Further, SORM is also lawfully used to target opposition parties within Russia. According to the World Policy Institute, on November 12, 2012, Russia’s Supreme Court upheld the right of authorities to eavesdrop on the opposition.
- SORM-1 intercepts telephone traffic (including both landline (analog) and mobile networks).
- SORM-2 targets internet traffic (including VoIP calls).
- SORM-3 has the ability to target all forms of communication providing long-term storage of all information and data on subscribers, including actual recordings and locations.
Former Soviet States (Kazakhstan, Belarus, Uzbekistan and Ukraine) have installed SORM-standard equipment. According to research by Wired Magazine, Ukraine’s SORM is more advanced as the SBU (Ukraine’s Security Service) has the ability to interrupt a target’s communications.

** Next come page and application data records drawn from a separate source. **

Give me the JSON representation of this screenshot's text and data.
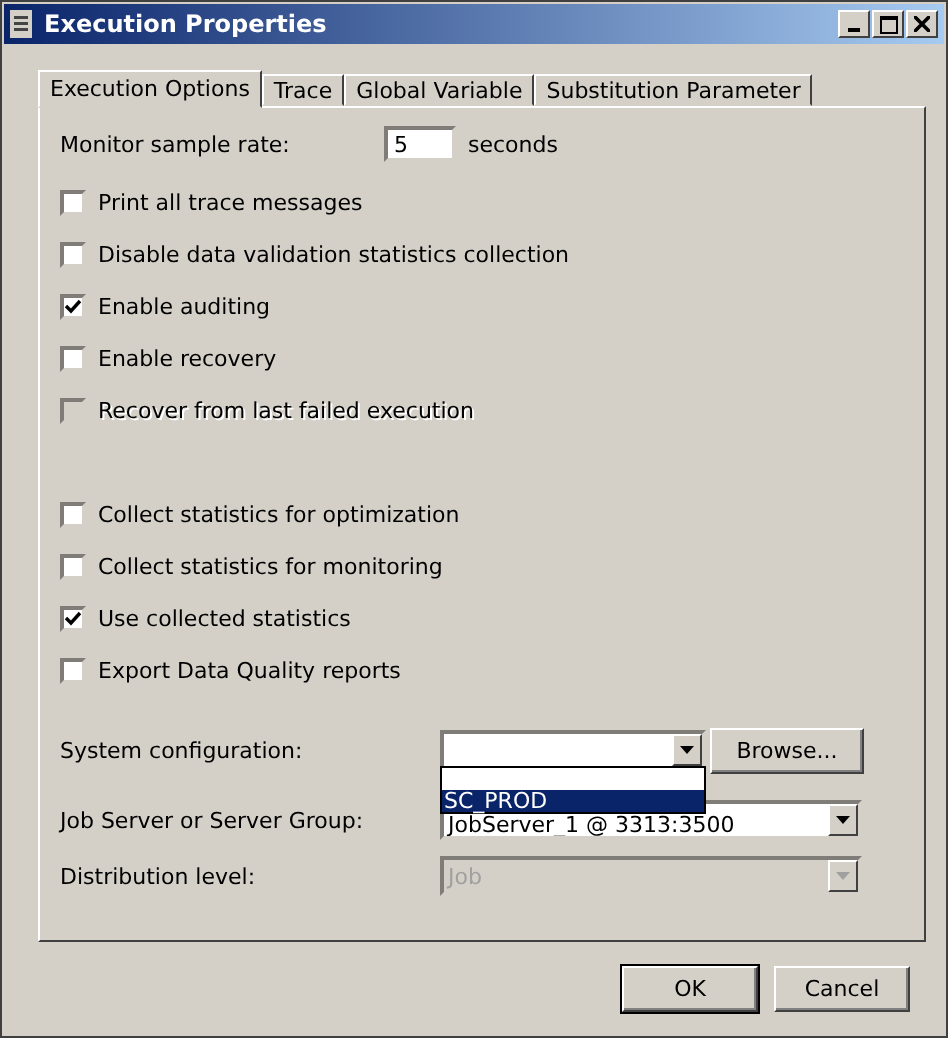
{
  "window": {
    "title": "Execution Properties"
  },
  "tabs": [
    {
      "label": "Execution Options",
      "selected": true
    },
    {
      "label": "Trace",
      "selected": false
    },
    {
      "label": "Global Variable",
      "selected": false
    },
    {
      "label": "Substitution Parameter",
      "selected": false
    }
  ],
  "sample_rate": {
    "label": "Monitor sample rate:",
    "value": "5",
    "unit": "seconds"
  },
  "options": [
    {
      "label": "Print all trace messages",
      "checked": false,
      "disabled": false
    },
    {
      "label": "Disable data validation statistics collection",
      "checked": false,
      "disabled": false
    },
    {
      "label": "Enable auditing",
      "checked": true,
      "disabled": false
    },
    {
      "label": "Enable recovery",
      "checked": false,
      "disabled": false
    },
    {
      "label": "Recover from last failed execution",
      "checked": false,
      "disabled": true
    }
  ],
  "statistics_options": [
    {
      "label": "Collect statistics for optimization",
      "checked": false,
      "disabled": false
    },
    {
      "label": "Collect statistics for monitoring",
      "checked": false,
      "disabled": false
    },
    {
      "label": "Use collected statistics",
      "checked": true,
      "disabled": false
    },
    {
      "label": "Export Data Quality reports",
      "checked": false,
      "disabled": false
    }
  ],
  "system_configuration": {
    "label": "System configuration:",
    "browse": "Browse...",
    "list": [
      {
        "label": "SC_PROD",
        "selected": true
      }
    ]
  },
  "job_server": {
    "label": "Job Server or Server Group:",
    "value": "JobServer_1 @ 3313:3500"
  },
  "distribution": {
    "label": "Distribution level:",
    "value": "Job",
    "disabled": true
  },
  "buttons": [
    "OK",
    "Cancel"
  ]
}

In April 2011, Iskratel – which provides Ukraine’s sole telephone company Ukrtelekom with broadband equipment – announced its SORM device was tested successfully under the new requirements and had been approved by the SBU.
Analyzing SORM manufacturers within Recorded Future identified equipment suppliers including Juniper Networks (US), Cisco Systems (US), Huawei (China) and Alcatel-Lucent (France).
With local Ukrainian media sources reporting Ukrtelekom outages, it is unclear what reach Russia has into the Ukraine due to its use of the SORM standard.
While multiple additional pieces of information are necessary to definitively conclude Russia has a backdoor into the Ukrainian telecom system, it is clear the telecom equipment and layout are quite familiar to Russian military and intelligence officials operating in the cyber arena.